Last week, Australian model Genevieve Barker posed topless on a beach for photographer Brydie Mack. The image, to be published in Souvenir magazine, is sensual, lensed in black-and-white, with Barker lying on her side, looking away from the camera and leaning forward on her elbows. While her thighs and behind look muscular and sculpted, the 26-year-old’s torso is tiny, her ribs clearly visible through her skin.
Mack uploaded the photograph to Instagram last Thursday to promote the launching mag and gorgeous model, but the unexpected backlash it received was extreme. Followers claimed Barker was too thin; some even said the woman looked “skeletal.”
Recognizing the all-too-real double standard women face when it comes to their bodies, Barker told Daily Mail, “I see articles all the time condemning 'fat shamers' and how appalling it is that a woman should ever call another woman 'too big.' However, it is seen as empowering and speaking out for 'real women' if people comment 'too thin,' 'eat something,' 'gaunt,' 'disgusting' about thin women. I am thin, I AM a real woman!"

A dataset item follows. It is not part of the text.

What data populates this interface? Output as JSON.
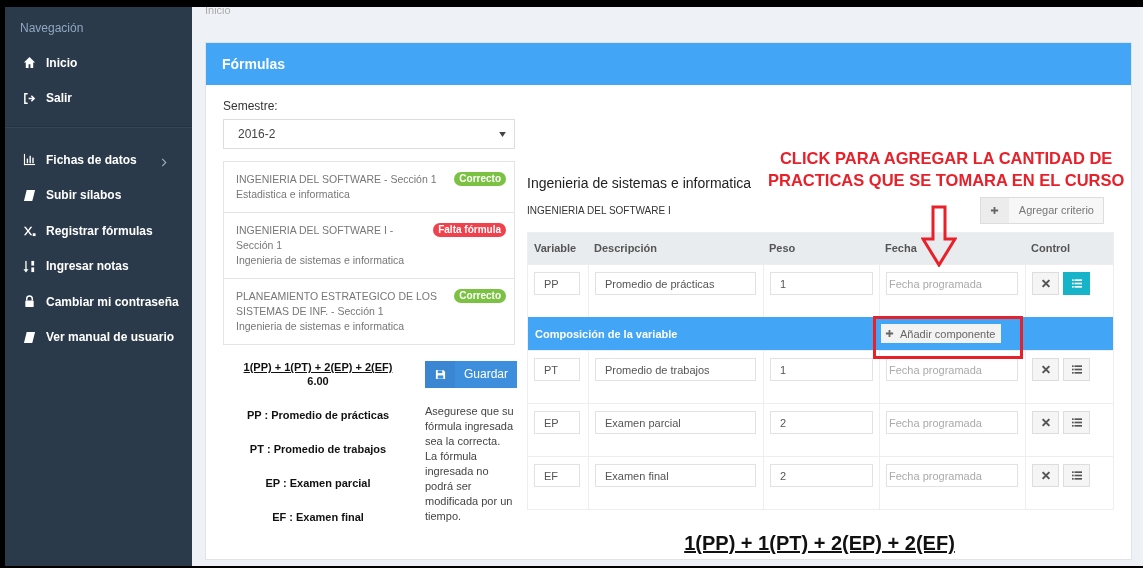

Body-shaming has always been an issue, but in recent years it feels as if we cannot make it through a day without some headline discussing this and that woman’s scrutiny for how their body looks. The truth is, when it comes to weight gain or loss, as a woman, you’re damned if you do and damned if you don’t.
To celebrate the return of E! Entertainment’s Fashion Police, my mother and I sat down to watch Monday night. The episode focused on the red carpet stylings seen at the 2015 Video Music Awards, and the critics zeroed in on model of the year Gigi Hadid. She was dressed in a yellow Emilia Wickstead bodysuit slit gown, and the officers had mixed feelings on the ensemble, however a comment was made comparing Hadid to the runway model that showcased this look, claiming Hadid wore it better simply because she looked healthier. I instantly cringed. I imagined the model sitting on her couch, watching her body be criticized on national television. Every body has a story, and I wondered what hers was.
There is no excuse for body-shaming of any kind. Telling a woman who is overweight to eat less is equally as cruel as telling a thinner woman to eat a sandwich.
"I used to feel embarrassed and guilty for being the way I am," Barker told Daily Mail. "I don't anymore. I work hard for my body. I am naturally slender, I work out most days... I essentially train like an athlete. I nourish myself with the foods that help me train and give me energy for the long days of castings and shoots.”
For every woman who struggles with weight loss or binging or who suffers from an eating disorder, there is a woman who is naturally heavy or naturally thin. What our world needs to realize is that health is determined from a list of factors and that beauty comes in a variation of forms.
And you'll see personalized content just for you whenever you click the My Feed .
SheKnows is making some changes!